A unique piece of music has been commissioned by Drake Music Scotland to highlight the musical talents of young people with disabilities and feature centre stage at the 2012 Cultural Olympiad.
Technophonia, composed by Oliver Searle is written for a 17 piece ensemble featuring orchestral instruments alongside state-of-the-art music technology. The commission, by Drake Music Scotland, is part of the London 2012 Cultural Olympiad, and will be premiered in Edinburgh before going to London’s Southbank as part of the New Music 20x12 weekend of performances in July.
Chris Jacquin is one of three trail-blazing soloists in the Technophonia ensemble, who with the support of Drake Music Scotland will be using inclusive music technology specially developed to enable disabled musicians to make music.
His instrumental set up includes a laptop that combines NOTION 3 software with the innovative Brainfingers system - a sophisticated sensor picking up electrical activity via a headband. Chris controls how he plays the score of the music by facial jaw and muscle movement – and even his alpha and beta brainwaves - and in this way is able to perform live with his peers.
Stephanie Forrest, who attends Braidburn special school in Edinburgh, on the Skoog and Antony Swift, from the Royal Blind School, on the Soundbeam are also part of the Technophonia ensemble, joining young musicians from the City of Edinburgh Music School who play strings, piano, guitar and drums.

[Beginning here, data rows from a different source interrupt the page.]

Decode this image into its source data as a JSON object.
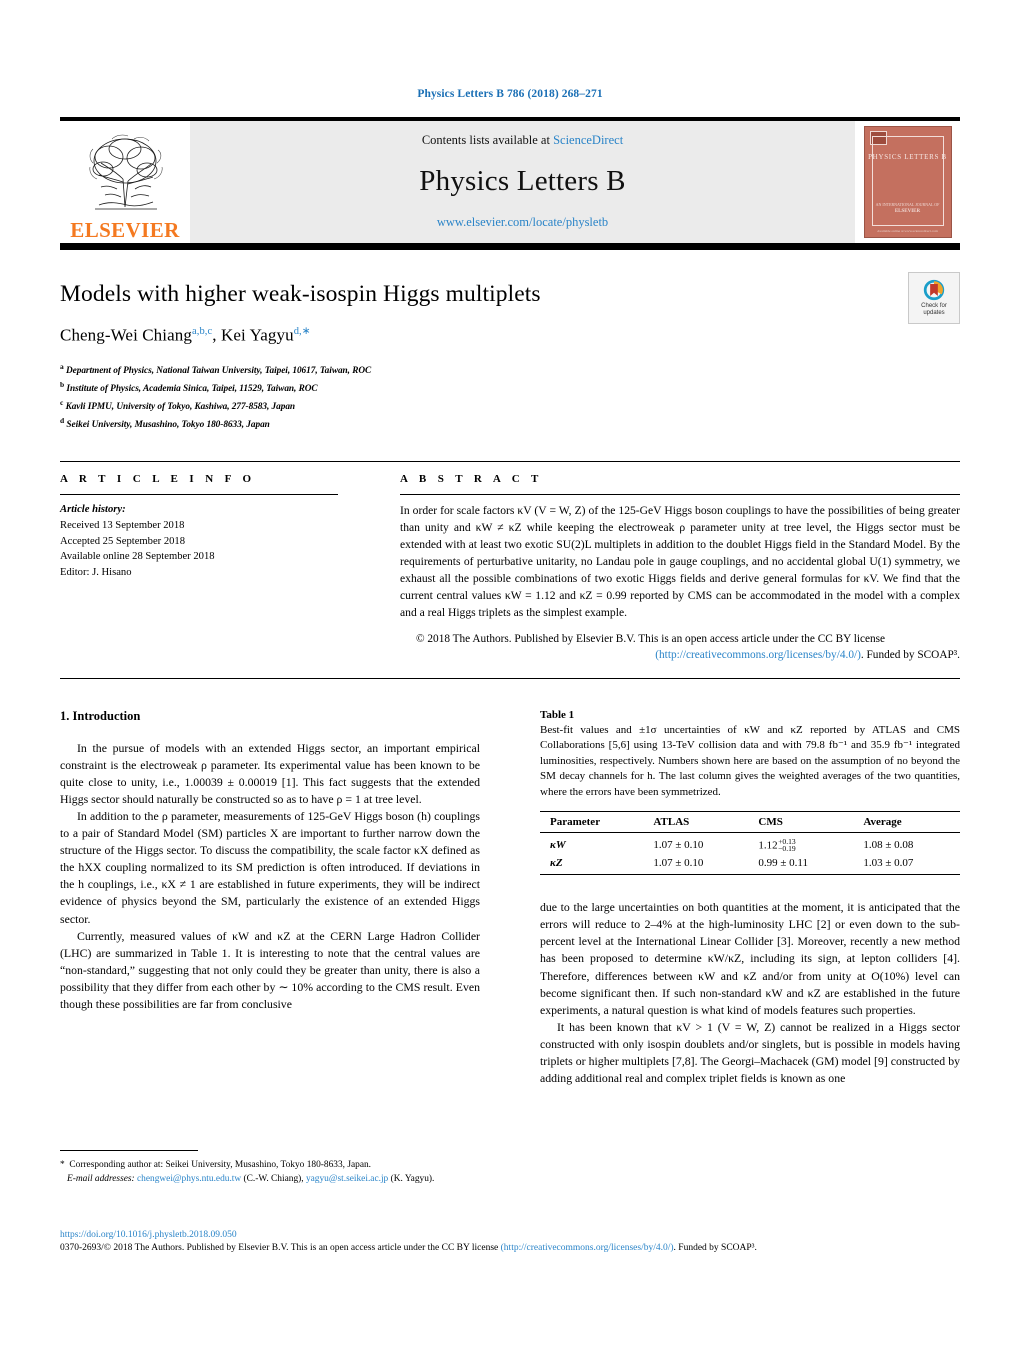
{
  "running_head": "Physics Letters B 786 (2018) 268–271",
  "masthead": {
    "publisher": "ELSEVIER",
    "contents_prefix": "Contents lists available at ",
    "contents_link": "ScienceDirect",
    "journal_name": "Physics Letters B",
    "journal_url": "www.elsevier.com/locate/physletb",
    "cover_title": "PHYSICS LETTERS B",
    "cover_footer_line1": "AN INTERNATIONAL JOURNAL OF",
    "cover_footer_line2": "ELSEVIER",
    "cover_bottom": "Available online at www.sciencedirect.com"
  },
  "article": {
    "title": "Models with higher weak-isospin Higgs multiplets",
    "authors": [
      {
        "name": "Cheng-Wei Chiang",
        "marks": "a,b,c",
        "sep": ", "
      },
      {
        "name": "Kei Yagyu",
        "marks": "d,∗",
        "sep": ""
      }
    ],
    "affiliations": [
      {
        "mark": "a",
        "text": "Department of Physics, National Taiwan University, Taipei, 10617, Taiwan, ROC"
      },
      {
        "mark": "b",
        "text": "Institute of Physics, Academia Sinica, Taipei, 11529, Taiwan, ROC"
      },
      {
        "mark": "c",
        "text": "Kavli IPMU, University of Tokyo, Kashiwa, 277-8583, Japan"
      },
      {
        "mark": "d",
        "text": "Seikei University, Musashino, Tokyo 180-8633, Japan"
      }
    ],
    "crossmark_label_line1": "Check for",
    "crossmark_label_line2": "updates"
  },
  "article_info": {
    "heading": "A R T I C L E   I N F O",
    "history_label": "Article history:",
    "received": "Received 13 September 2018",
    "accepted": "Accepted 25 September 2018",
    "available": "Available online 28 September 2018",
    "editor": "Editor: J. Hisano"
  },
  "abstract": {
    "heading": "A B S T R A C T",
    "text": "In order for scale factors κV (V = W, Z) of the 125-GeV Higgs boson couplings to have the possibilities of being greater than unity and κW ≠ κZ while keeping the electroweak ρ parameter unity at tree level, the Higgs sector must be extended with at least two exotic SU(2)L multiplets in addition to the doublet Higgs field in the Standard Model. By the requirements of perturbative unitarity, no Landau pole in gauge couplings, and no accidental global U(1) symmetry, we exhaust all the possible combinations of two exotic Higgs fields and derive general formulas for κV. We find that the current central values κW = 1.12 and κZ = 0.99 reported by CMS can be accommodated in the model with a complex and a real Higgs triplets as the simplest example.",
    "copyright_lead": "© 2018 The Authors. Published by Elsevier B.V. This is an open access article under the CC BY license",
    "copyright_link": "(http://creativecommons.org/licenses/by/4.0/)",
    "copyright_tail": ". Funded by SCOAP³."
  },
  "section_intro": {
    "heading": "1. Introduction",
    "p1": "In the pursue of models with an extended Higgs sector, an important empirical constraint is the electroweak ρ parameter. Its experimental value has been known to be quite close to unity, i.e., 1.00039 ± 0.00019 [1]. This fact suggests that the extended Higgs sector should naturally be constructed so as to have ρ = 1 at tree level.",
    "p2": "In addition to the ρ parameter, measurements of 125-GeV Higgs boson (h) couplings to a pair of Standard Model (SM) particles X are important to further narrow down the structure of the Higgs sector. To discuss the compatibility, the scale factor κX defined as the hXX coupling normalized to its SM prediction is often introduced. If deviations in the h couplings, i.e., κX ≠ 1 are established in future experiments, they will be indirect evidence of physics beyond the SM, particularly the existence of an extended Higgs sector.",
    "p3": "Currently, measured values of κW and κZ at the CERN Large Hadron Collider (LHC) are summarized in Table 1. It is interesting to note that the central values are “non-standard,” suggesting that not only could they be greater than unity, there is also a possibility that they differ from each other by ∼ 10% according to the CMS result. Even though these possibilities are far from conclusive",
    "p4": "due to the large uncertainties on both quantities at the moment, it is anticipated that the errors will reduce to 2–4% at the high-luminosity LHC [2] or even down to the sub-percent level at the International Linear Collider [3]. Moreover, recently a new method has been proposed to determine κW/κZ, including its sign, at lepton colliders [4]. Therefore, differences between κW and κZ and/or from unity at O(10%) level can become significant then. If such non-standard κW and κZ are established in the future experiments, a natural question is what kind of models features such properties.",
    "p5": "It has been known that κV > 1 (V = W, Z) cannot be realized in a Higgs sector constructed with only isospin doublets and/or singlets, but is possible in models having triplets or higher multiplets [7,8]. The Georgi–Machacek (GM) model [9] constructed by adding additional real and complex triplet fields is known as one"
  },
  "table1": {
    "label": "Table 1",
    "caption": "Best-fit values and ±1σ uncertainties of κW and κZ reported by ATLAS and CMS Collaborations [5,6] using 13-TeV collision data and with 79.8 fb⁻¹ and 35.9 fb⁻¹ integrated luminosities, respectively. Numbers shown here are based on the assumption of no beyond the SM decay channels for h. The last column gives the weighted averages of the two quantities, where the errors have been symmetrized.",
    "columns": [
      "Parameter",
      "ATLAS",
      "CMS",
      "Average"
    ],
    "rows": [
      {
        "parameter": "κW",
        "atlas": "1.07 ± 0.10",
        "cms": "1.12",
        "cms_sup": "+0.13",
        "cms_sub": "−0.19",
        "average": "1.08 ± 0.08"
      },
      {
        "parameter": "κZ",
        "atlas": "1.07 ± 0.10",
        "cms": "0.99 ± 0.11",
        "cms_sup": "",
        "cms_sub": "",
        "average": "1.03 ± 0.07"
      }
    ]
  },
  "footnotes": {
    "corresponding": "Corresponding author at: Seikei University, Musashino, Tokyo 180-8633, Japan.",
    "email_label": "E-mail addresses:",
    "email1": "chengwei@phys.ntu.edu.tw",
    "email1_owner": "(C.-W. Chiang),",
    "email2": "yagyu@st.seikei.ac.jp",
    "email2_owner": "(K. Yagyu)."
  },
  "bottom": {
    "doi": "https://doi.org/10.1016/j.physletb.2018.09.050",
    "issn_line": "0370-2693/© 2018 The Authors. Published by Elsevier B.V. This is an open access article under the CC BY license ",
    "license_link": "(http://creativecommons.org/licenses/by/4.0/)",
    "funded": ". Funded by SCOAP³."
  },
  "colors": {
    "link": "#2a84c8",
    "elsevier_orange": "#F47920",
    "cover_red": "#c4705f"
  }
}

Skoog is a multi-sided sensor, developed by a team in from Edinburgh University, that responds to different pressures, giving the player control over expressive elements such as dynamics.
The Soundbeam is an ultrasonic sensor which Antony controls by arm and hand movements, using MIDI (Music Input Digital Interface) to choose different instruments to fit in with the overall sound.
“These young musicians have a remarkable talent and we have been combining this technology with music to ensure we can bring their skills to the fore,” says Oliver Searle, a composition lecturer at the Royal Conservatoire of Scotland. “I have been working with the young people and Drake Music Scotland to make sure that the music I have written fits the technology and I have to say the results have been quite outstanding.”
Oliver Searle was commissioned by Drake Music Scotland to write a piece for an ensemble of young musicians including the three soloists with one stipulation – his music must exploit the creative potential of the innovative music technology.
As well as enabling the young players to display their musical talents to a worldwide audience, Oliver Searle’s piece – subtitled Microscopic Dances - shows how disabled musicians can be included in an ensemble and perform on an equal footing with their peers. Oliver’s inspiration for the piece came about as he observed the way musicians actually produce and control musical sounds.
“These tiny movements and processes, many of which are only barely noticeable, or often completely invisible to the human eye, seem to me to be a number of microscopic dances between our neural processes and motor skills,” added Oliver.
As a result, Oliver Searle came up with Microscopic Dances which includes a series of movements, each reflecting the almost undetectable movements of the musicians.
The unique repertoire includes an Invisible Fandango, Secluded Charleston, Atomic Jive, Secret Cakewalk, Portable Polka, Concealed Reel, Veiled Sarabande and a Clandestine Waltz .
Pete Sparkes, Artistic Director of Drake Music Scotland added:
“Technophonia presents a fantastic opportunity for Drake Music Scotland to bring together young musicians for a series of exciting performances as part of the Cultural Olympiad. Working with talented young musicians, a leading Scottish composer, and brilliant technology, we are creating new repertoire for a unique ensemble.”